# [Your goal]
Examine the records below. Report how many of their lines contain the word "this", with no other content.
------
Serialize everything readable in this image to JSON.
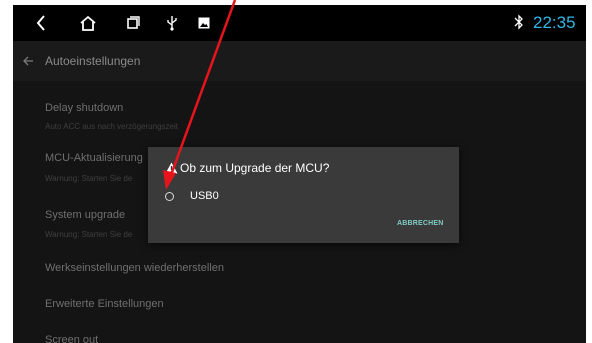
{
  "statusbar": {
    "icons": [
      "back-icon",
      "home-icon",
      "recent-apps-icon",
      "usb-icon",
      "image-icon",
      "bluetooth-icon"
    ],
    "time": "22:35",
    "time_color": "#33b5e5"
  },
  "appbar": {
    "title": "Autoeinstellungen"
  },
  "settings": {
    "items": [
      {
        "title": "Delay shutdown",
        "subtitle": "Auto ACC aus nach verzögerungszeit"
      },
      {
        "title": "MCU-Aktualisierung",
        "subtitle": "Warnung: Starten Sie de"
      },
      {
        "title": "System upgrade",
        "subtitle": "Warnung: Starten Sie de"
      },
      {
        "title": "Werkseinstellungen wiederherstellen"
      },
      {
        "title": "Erweiterte Einstellungen"
      },
      {
        "title": "Screen out"
      }
    ]
  },
  "dialog": {
    "title": "Ob zum Upgrade der MCU?",
    "options": [
      {
        "label": "USB0",
        "selected": false
      }
    ],
    "cancel_label": "ABBRECHEN",
    "accent_color": "#80cbc4"
  },
  "annotation": {
    "arrow_color": "#e8141b"
  }
}
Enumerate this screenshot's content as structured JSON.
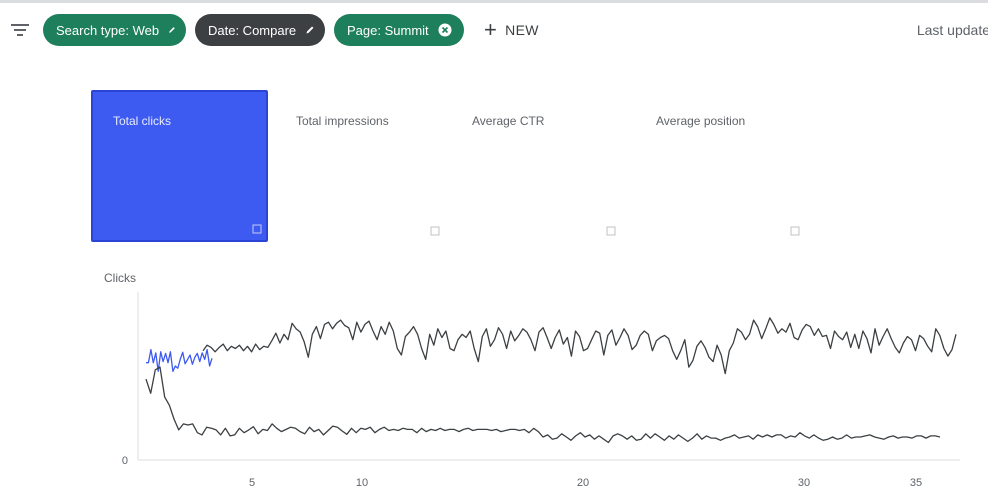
{
  "toolbar": {
    "chips": [
      {
        "label": "Search type: Web",
        "style": "green",
        "icon": "pencil-icon"
      },
      {
        "label": "Date: Compare",
        "style": "dark",
        "icon": "pencil-icon"
      },
      {
        "label": "Page: Summit",
        "style": "green",
        "icon": "close-circle-icon"
      }
    ],
    "new_label": "NEW",
    "last_update": "Last update"
  },
  "metrics": [
    {
      "label": "Total clicks",
      "value": "",
      "active": true
    },
    {
      "label": "Total impressions",
      "value": "",
      "active": false
    },
    {
      "label": "Average CTR",
      "value": "",
      "active": false
    },
    {
      "label": "Average position",
      "value": "",
      "active": false
    }
  ],
  "colors": {
    "active_card": "#3d5af1",
    "chip_green": "#1e7f5c",
    "chip_dark": "#3c4043",
    "series_primary": "#3d5af1",
    "series_compare": "#3c4043"
  },
  "chart": {
    "y_title": "Clicks",
    "y_ticks": [
      "",
      "",
      "",
      "0"
    ],
    "x_ticks": [
      "5",
      "10",
      "",
      "20",
      "",
      "30",
      "35"
    ]
  },
  "chart_data": {
    "type": "line",
    "ylabel": "Clicks",
    "ylim": [
      0,
      3
    ],
    "grid": false,
    "series": [
      {
        "values": [
          1.78,
          1.78,
          2.02,
          1.78,
          1.96,
          1.62,
          1.98,
          1.8,
          1.95,
          1.78,
          1.98,
          1.62,
          1.72,
          1.68,
          1.84,
          1.97,
          1.76,
          1.84,
          1.92,
          1.75,
          1.88,
          1.95,
          1.8,
          1.96,
          1.84,
          2.02,
          1.72,
          1.86
        ]
      },
      {
        "values": [
          1.48,
          1.22,
          1.65,
          1.7,
          1.15,
          1.0,
          0.75,
          0.55,
          0.66,
          0.64,
          0.66,
          0.5,
          0.46,
          0.6,
          0.58,
          0.55,
          0.46,
          0.58,
          0.44,
          0.46,
          0.58,
          0.5,
          0.55,
          0.61,
          0.48,
          0.56,
          0.54,
          0.66,
          0.58,
          0.52,
          0.56,
          0.6,
          0.58,
          0.52,
          0.48,
          0.6,
          0.52,
          0.56,
          0.46,
          0.54,
          0.62,
          0.6,
          0.53,
          0.47,
          0.58,
          0.5,
          0.58,
          0.56,
          0.6,
          0.5,
          0.56,
          0.6,
          0.54,
          0.56,
          0.54,
          0.58,
          0.56,
          0.56,
          0.5,
          0.58,
          0.52,
          0.56,
          0.54,
          0.58,
          0.54,
          0.56,
          0.56,
          0.52,
          0.56,
          0.58,
          0.54,
          0.56,
          0.56,
          0.56,
          0.54,
          0.56,
          0.52,
          0.54,
          0.56,
          0.56,
          0.54,
          0.56,
          0.5,
          0.58,
          0.52,
          0.42,
          0.46,
          0.38,
          0.4,
          0.48,
          0.42,
          0.36,
          0.44,
          0.5,
          0.42,
          0.46,
          0.38,
          0.44,
          0.38,
          0.32,
          0.44,
          0.48,
          0.44,
          0.38,
          0.44,
          0.36,
          0.38,
          0.48,
          0.4,
          0.48,
          0.42,
          0.36,
          0.44,
          0.38,
          0.46,
          0.4,
          0.34,
          0.4,
          0.48,
          0.38,
          0.44,
          0.4,
          0.4,
          0.36,
          0.4,
          0.42,
          0.46,
          0.4,
          0.42,
          0.44,
          0.38,
          0.46,
          0.42,
          0.46,
          0.42,
          0.46,
          0.46,
          0.4,
          0.44,
          0.42,
          0.5,
          0.44,
          0.4,
          0.46,
          0.4,
          0.36,
          0.38,
          0.42,
          0.38,
          0.4,
          0.46,
          0.4,
          0.42,
          0.42,
          0.44,
          0.46,
          0.42,
          0.4,
          0.38,
          0.42,
          0.44,
          0.4,
          0.42,
          0.42,
          0.4,
          0.44,
          0.44,
          0.4,
          0.44,
          0.44,
          0.42
        ]
      },
      {
        "values": [
          2.0,
          2.1,
          2.06,
          1.98,
          2.06,
          2.12,
          2.0,
          2.08,
          2.04,
          2.1,
          2.0,
          2.08,
          1.98,
          2.12,
          2.02,
          2.08,
          2.06,
          2.18,
          2.32,
          2.14,
          2.3,
          2.2,
          2.5,
          2.4,
          2.34,
          2.16,
          1.88,
          2.3,
          2.44,
          2.22,
          2.48,
          2.52,
          2.4,
          2.5,
          2.56,
          2.46,
          2.42,
          2.2,
          2.52,
          2.34,
          2.48,
          2.54,
          2.36,
          2.2,
          2.44,
          2.3,
          2.52,
          2.36,
          2.04,
          1.92,
          2.26,
          2.34,
          2.44,
          2.3,
          2.04,
          1.84,
          2.3,
          2.1,
          2.4,
          2.24,
          2.36,
          2.04,
          2.0,
          2.2,
          2.3,
          2.24,
          2.36,
          2.04,
          1.8,
          2.26,
          2.4,
          2.08,
          2.2,
          2.42,
          2.3,
          2.04,
          2.36,
          2.18,
          2.28,
          2.4,
          2.34,
          2.2,
          2.0,
          2.34,
          2.42,
          2.24,
          2.04,
          2.24,
          2.38,
          2.12,
          2.24,
          1.9,
          2.36,
          2.26,
          2.0,
          2.04,
          2.2,
          2.36,
          2.32,
          1.92,
          2.28,
          2.38,
          2.1,
          2.24,
          2.4,
          2.28,
          2.02,
          2.1,
          2.28,
          2.36,
          2.3,
          2.0,
          2.18,
          2.24,
          2.28,
          2.22,
          2.0,
          1.84,
          2.0,
          2.2,
          1.7,
          1.82,
          2.08,
          2.18,
          2.06,
          1.88,
          1.8,
          2.1,
          1.92,
          1.58,
          2.0,
          2.14,
          2.4,
          2.34,
          2.2,
          2.3,
          2.56,
          2.44,
          2.22,
          2.4,
          2.6,
          2.48,
          2.32,
          2.4,
          2.34,
          2.5,
          2.24,
          2.2,
          2.38,
          2.48,
          2.44,
          2.28,
          2.4,
          2.26,
          2.28,
          2.04,
          2.36,
          2.26,
          2.2,
          2.34,
          2.06,
          2.3,
          2.04,
          2.36,
          2.22,
          1.96,
          2.4,
          2.1,
          2.26,
          2.4,
          2.22,
          2.06,
          1.96,
          2.14,
          2.26,
          2.2,
          2.0,
          2.28,
          2.22,
          2.08,
          1.98,
          2.4,
          2.28,
          2.04,
          1.9,
          2.02,
          2.3
        ]
      }
    ]
  }
}
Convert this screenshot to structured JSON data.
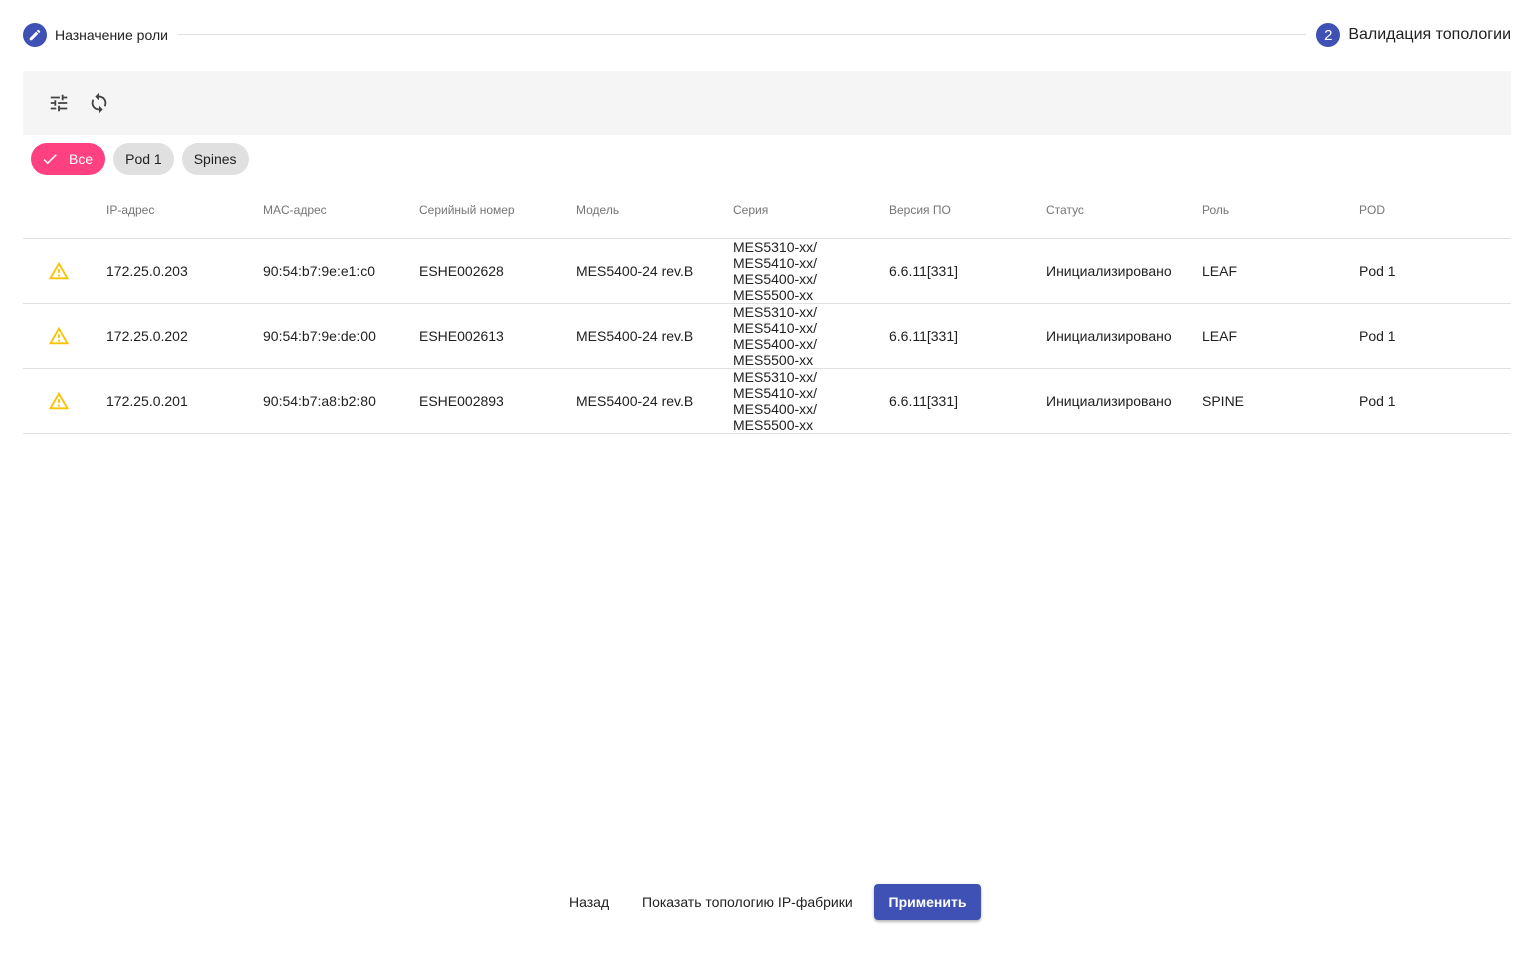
{
  "stepper": {
    "step1_label": "Назначение роли",
    "step2_number": "2",
    "step2_label": "Валидация топологии"
  },
  "toolbar": {
    "filter_icon": "tune-icon",
    "refresh_icon": "sync-icon"
  },
  "chips": [
    {
      "label": "Все",
      "selected": true
    },
    {
      "label": "Pod 1",
      "selected": false
    },
    {
      "label": "Spines",
      "selected": false
    }
  ],
  "table": {
    "headers": {
      "ip": "IP-адрес",
      "mac": "MAC-адрес",
      "serial": "Серийный номер",
      "model": "Модель",
      "series": "Серия",
      "firmware": "Версия ПО",
      "status": "Статус",
      "role": "Роль",
      "pod": "POD"
    },
    "rows": [
      {
        "icon": "warning-icon",
        "ip": "172.25.0.203",
        "mac": "90:54:b7:9e:e1:c0",
        "serial": "ESHE002628",
        "model": "MES5400-24 rev.B",
        "series": [
          "MES5310-xx/",
          "MES5410-xx/",
          "MES5400-xx/",
          "MES5500-xx"
        ],
        "firmware": "6.6.11[331]",
        "status": "Инициализировано",
        "role": "LEAF",
        "pod": "Pod 1"
      },
      {
        "icon": "warning-icon",
        "ip": "172.25.0.202",
        "mac": "90:54:b7:9e:de:00",
        "serial": "ESHE002613",
        "model": "MES5400-24 rev.B",
        "series": [
          "MES5310-xx/",
          "MES5410-xx/",
          "MES5400-xx/",
          "MES5500-xx"
        ],
        "firmware": "6.6.11[331]",
        "status": "Инициализировано",
        "role": "LEAF",
        "pod": "Pod 1"
      },
      {
        "icon": "warning-icon",
        "ip": "172.25.0.201",
        "mac": "90:54:b7:a8:b2:80",
        "serial": "ESHE002893",
        "model": "MES5400-24 rev.B",
        "series": [
          "MES5310-xx/",
          "MES5410-xx/",
          "MES5400-xx/",
          "MES5500-xx"
        ],
        "firmware": "6.6.11[331]",
        "status": "Инициализировано",
        "role": "SPINE",
        "pod": "Pod 1"
      }
    ]
  },
  "footer": {
    "back_label": "Назад",
    "topology_label": "Показать топологию IP-фабрики",
    "apply_label": "Применить"
  },
  "colors": {
    "primary": "#3f51b5",
    "accent": "#ff4081",
    "warning": "#f9c200"
  }
}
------
# [Solution to the exercise]
3